::: RECORD EXCERPTS

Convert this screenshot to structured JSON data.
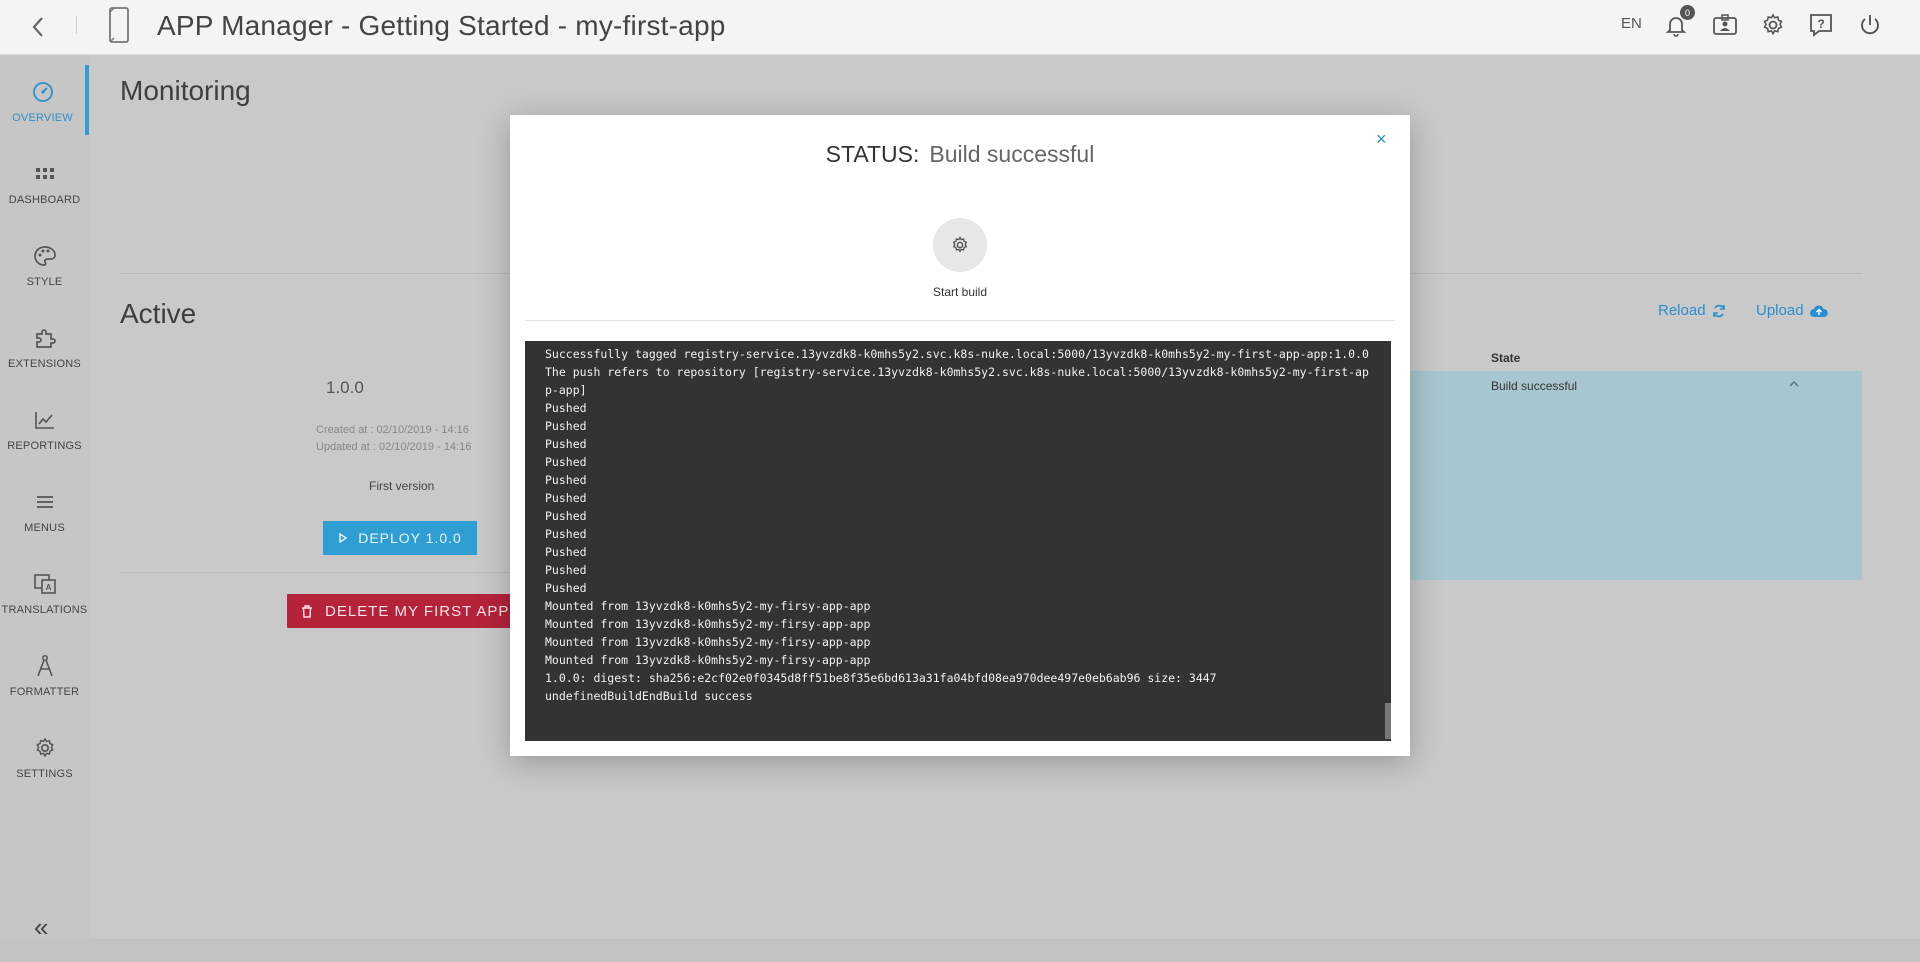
{
  "topbar": {
    "title": "APP Manager - Getting Started - my-first-app",
    "language": "EN",
    "notification_count": "0"
  },
  "sidebar": {
    "items": [
      {
        "label": "OVERVIEW",
        "icon": "gauge-icon"
      },
      {
        "label": "DASHBOARD",
        "icon": "grid-icon"
      },
      {
        "label": "STYLE",
        "icon": "palette-icon"
      },
      {
        "label": "EXTENSIONS",
        "icon": "puzzle-icon"
      },
      {
        "label": "REPORTINGS",
        "icon": "line-chart-icon"
      },
      {
        "label": "MENUS",
        "icon": "hamburger-icon"
      },
      {
        "label": "TRANSLATIONS",
        "icon": "translate-icon"
      },
      {
        "label": "FORMATTER",
        "icon": "compass-icon"
      },
      {
        "label": "SETTINGS",
        "icon": "gear-icon"
      }
    ],
    "collapse_label": "«"
  },
  "main": {
    "page_title": "Monitoring",
    "active_title": "Active",
    "reload_label": "Reload",
    "upload_label": "Upload",
    "version": {
      "number": "1.0.0",
      "created": "Created at : 02/10/2019 - 14:16",
      "updated": "Updated at : 02/10/2019 - 14:16",
      "description": "First version",
      "deploy_label": "DEPLOY 1.0.0"
    },
    "delete_label": "DELETE MY FIRST APP",
    "table": {
      "state_header": "State",
      "state_value": "Build successful"
    }
  },
  "modal": {
    "status_label": "STATUS:",
    "status_value": "Build successful",
    "close_label": "×",
    "start_build_label": "Start build",
    "console_lines": [
      "Successfully tagged registry-service.13yvzdk8-k0mhs5y2.svc.k8s-nuke.local:5000/13yvzdk8-k0mhs5y2-my-first-app-app:1.0.0",
      "The push refers to repository [registry-service.13yvzdk8-k0mhs5y2.svc.k8s-nuke.local:5000/13yvzdk8-k0mhs5y2-my-first-app-app]",
      "Pushed",
      "Pushed",
      "Pushed",
      "Pushed",
      "Pushed",
      "Pushed",
      "Pushed",
      "Pushed",
      "Pushed",
      "Pushed",
      "Pushed",
      "Mounted from 13yvzdk8-k0mhs5y2-my-firsy-app-app",
      "Mounted from 13yvzdk8-k0mhs5y2-my-firsy-app-app",
      "Mounted from 13yvzdk8-k0mhs5y2-my-firsy-app-app",
      "Mounted from 13yvzdk8-k0mhs5y2-my-firsy-app-app",
      "1.0.0: digest: sha256:e2cf02e0f0345d8ff51be8f35e6bd613a31fa04bfd08ea970dee497e0eb6ab96 size: 3447",
      "undefinedBuildEndBuild success"
    ]
  },
  "colors": {
    "accent": "#2f9ed3",
    "danger": "#b5233b",
    "console_bg": "#333333",
    "selected_row": "#a8c6cf"
  }
}
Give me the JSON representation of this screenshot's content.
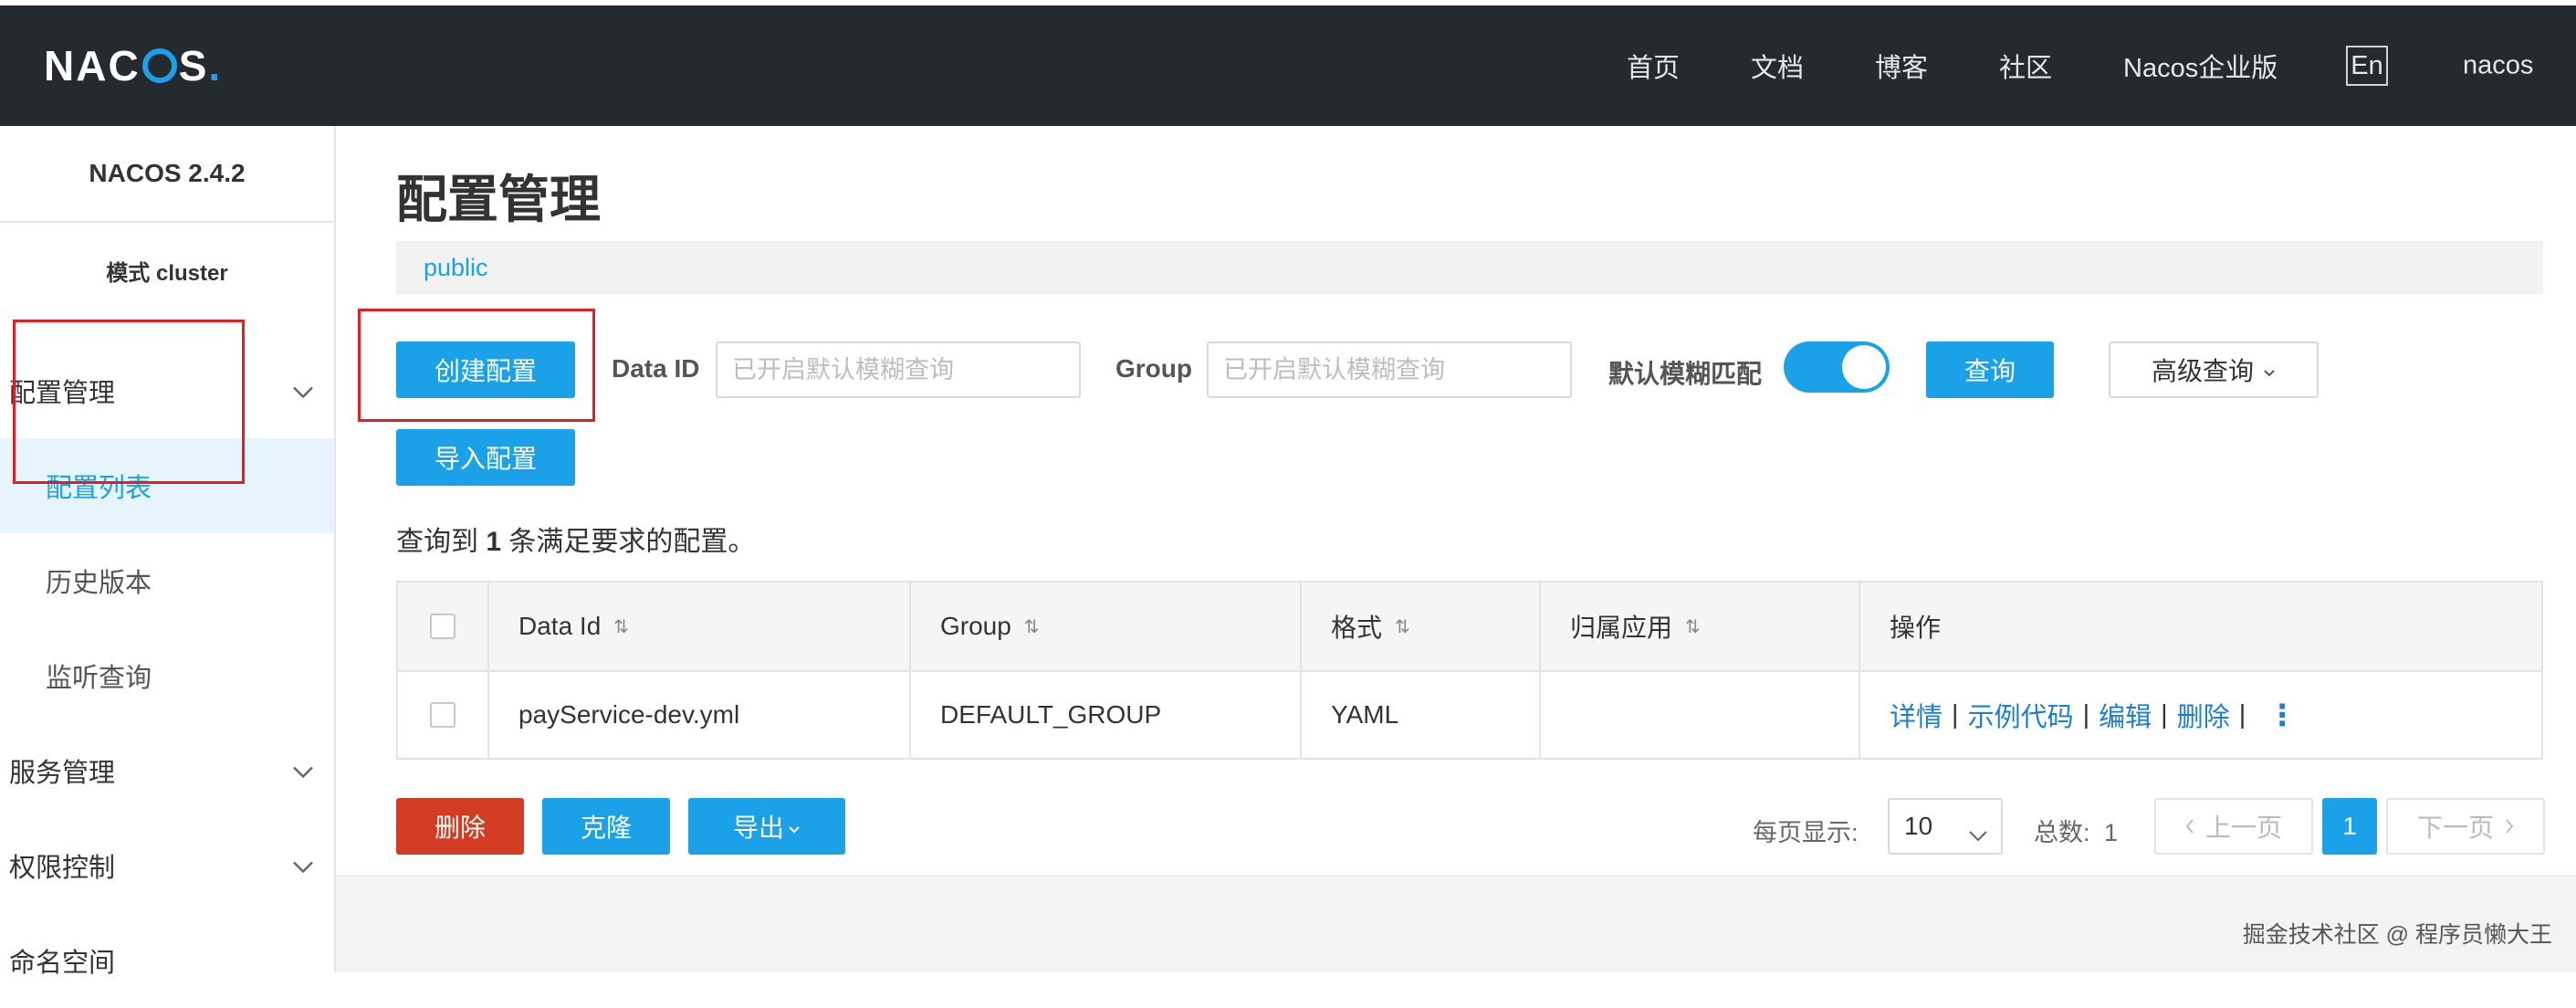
{
  "header": {
    "logo_text": "NACOS.",
    "nav": [
      "首页",
      "文档",
      "博客",
      "社区",
      "Nacos企业版"
    ],
    "lang_button": "En",
    "user": "nacos"
  },
  "sidebar": {
    "version": "NACOS 2.4.2",
    "mode": "模式 cluster",
    "groups": [
      {
        "label": "配置管理",
        "children": [
          "配置列表",
          "历史版本",
          "监听查询"
        ]
      },
      {
        "label": "服务管理"
      },
      {
        "label": "权限控制"
      },
      {
        "label": "命名空间"
      }
    ],
    "active_item": "配置列表"
  },
  "main": {
    "title": "配置管理",
    "namespace": "public",
    "create_button": "创建配置",
    "import_button": "导入配置",
    "data_id_label": "Data ID",
    "data_id_placeholder": "已开启默认模糊查询",
    "group_label": "Group",
    "group_placeholder": "已开启默认模糊查询",
    "fuzzy_label": "默认模糊匹配",
    "fuzzy_enabled": true,
    "query_button": "查询",
    "advanced_button": "高级查询",
    "result_prefix": "查询到",
    "result_count": "1",
    "result_suffix": "条满足要求的配置。"
  },
  "table": {
    "columns": [
      "Data Id",
      "Group",
      "格式",
      "归属应用",
      "操作"
    ],
    "rows": [
      {
        "data_id": "payService-dev.yml",
        "group": "DEFAULT_GROUP",
        "format": "YAML",
        "app": ""
      }
    ],
    "actions": [
      "详情",
      "示例代码",
      "编辑",
      "删除"
    ]
  },
  "bulk_actions": {
    "delete": "删除",
    "clone": "克隆",
    "export": "导出"
  },
  "pagination": {
    "page_size_label": "每页显示:",
    "page_size": "10",
    "total_label": "总数:",
    "total": "1",
    "prev": "上一页",
    "current_page": "1",
    "next": "下一页"
  },
  "watermark": "掘金技术社区 @ 程序员懒大王",
  "colors": {
    "header_bg": "#252a2f",
    "primary": "#1aa1e8",
    "danger": "#d23c22",
    "link": "#1a7dd6",
    "annotation_red": "#e02020"
  }
}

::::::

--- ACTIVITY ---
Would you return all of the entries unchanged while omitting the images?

--- EXPECTED ANSWER ---
Convert this screenshot to structured JSON data.
{
  "topbar": {
    "title": "APP Manager - Getting Started - my-first-app",
    "language": "EN",
    "notification_count": "0"
  },
  "sidebar": {
    "items": [
      {
        "label": "OVERVIEW",
        "icon": "gauge-icon"
      },
      {
        "label": "DASHBOARD",
        "icon": "grid-icon"
      },
      {
        "label": "STYLE",
        "icon": "palette-icon"
      },
      {
        "label": "EXTENSIONS",
        "icon": "puzzle-icon"
      },
      {
        "label": "REPORTINGS",
        "icon": "line-chart-icon"
      },
      {
        "label": "MENUS",
        "icon": "hamburger-icon"
      },
      {
        "label": "TRANSLATIONS",
        "icon": "translate-icon"
      },
      {
        "label": "FORMATTER",
        "icon": "compass-icon"
      },
      {
        "label": "SETTINGS",
        "icon": "gear-icon"
      }
    ],
    "collapse_label": "«"
  },
  "main": {
    "page_title": "Monitoring",
    "active_title": "Active",
    "reload_label": "Reload",
    "upload_label": "Upload",
    "version": {
      "number": "1.0.0",
      "created": "Created at : 02/10/2019 - 14:16",
      "updated": "Updated at : 02/10/2019 - 14:16",
      "description": "First version",
      "deploy_label": "DEPLOY 1.0.0"
    },
    "delete_label": "DELETE MY FIRST APP",
    "table": {
      "state_header": "State",
      "state_value": "Build successful"
    }
  },
  "modal": {
    "status_label": "STATUS:",
    "status_value": "Build successful",
    "close_label": "×",
    "start_build_label": "Start build",
    "console_lines": [
      "Successfully tagged registry-service.13yvzdk8-k0mhs5y2.svc.k8s-nuke.local:5000/13yvzdk8-k0mhs5y2-my-first-app-app:1.0.0",
      "The push refers to repository [registry-service.13yvzdk8-k0mhs5y2.svc.k8s-nuke.local:5000/13yvzdk8-k0mhs5y2-my-first-app-app]",
      "Pushed",
      "Pushed",
      "Pushed",
      "Pushed",
      "Pushed",
      "Pushed",
      "Pushed",
      "Pushed",
      "Pushed",
      "Pushed",
      "Pushed",
      "Mounted from 13yvzdk8-k0mhs5y2-my-firsy-app-app",
      "Mounted from 13yvzdk8-k0mhs5y2-my-firsy-app-app",
      "Mounted from 13yvzdk8-k0mhs5y2-my-firsy-app-app",
      "Mounted from 13yvzdk8-k0mhs5y2-my-firsy-app-app",
      "1.0.0: digest: sha256:e2cf02e0f0345d8ff51be8f35e6bd613a31fa04bfd08ea970dee497e0eb6ab96 size: 3447",
      "undefinedBuildEndBuild success"
    ]
  },
  "colors": {
    "accent": "#2f9ed3",
    "danger": "#b5233b",
    "console_bg": "#333333",
    "selected_row": "#a8c6cf"
  }
}
Give me the JSON representation of this screenshot's content.
{
  "header": {
    "logo_text": "NACOS.",
    "nav": [
      "首页",
      "文档",
      "博客",
      "社区",
      "Nacos企业版"
    ],
    "lang_button": "En",
    "user": "nacos"
  },
  "sidebar": {
    "version": "NACOS 2.4.2",
    "mode": "模式 cluster",
    "groups": [
      {
        "label": "配置管理",
        "children": [
          "配置列表",
          "历史版本",
          "监听查询"
        ]
      },
      {
        "label": "服务管理"
      },
      {
        "label": "权限控制"
      },
      {
        "label": "命名空间"
      }
    ],
    "active_item": "配置列表"
  },
  "main": {
    "title": "配置管理",
    "namespace": "public",
    "create_button": "创建配置",
    "import_button": "导入配置",
    "data_id_label": "Data ID",
    "data_id_placeholder": "已开启默认模糊查询",
    "group_label": "Group",
    "group_placeholder": "已开启默认模糊查询",
    "fuzzy_label": "默认模糊匹配",
    "fuzzy_enabled": true,
    "query_button": "查询",
    "advanced_button": "高级查询",
    "result_prefix": "查询到",
    "result_count": "1",
    "result_suffix": "条满足要求的配置。"
  },
  "table": {
    "columns": [
      "Data Id",
      "Group",
      "格式",
      "归属应用",
      "操作"
    ],
    "rows": [
      {
        "data_id": "payService-dev.yml",
        "group": "DEFAULT_GROUP",
        "format": "YAML",
        "app": ""
      }
    ],
    "actions": [
      "详情",
      "示例代码",
      "编辑",
      "删除"
    ]
  },
  "bulk_actions": {
    "delete": "删除",
    "clone": "克隆",
    "export": "导出"
  },
  "pagination": {
    "page_size_label": "每页显示:",
    "page_size": "10",
    "total_label": "总数:",
    "total": "1",
    "prev": "上一页",
    "current_page": "1",
    "next": "下一页"
  },
  "watermark": "掘金技术社区 @ 程序员懒大王",
  "colors": {
    "header_bg": "#252a2f",
    "primary": "#1aa1e8",
    "danger": "#d23c22",
    "link": "#1a7dd6",
    "annotation_red": "#e02020"
  }
}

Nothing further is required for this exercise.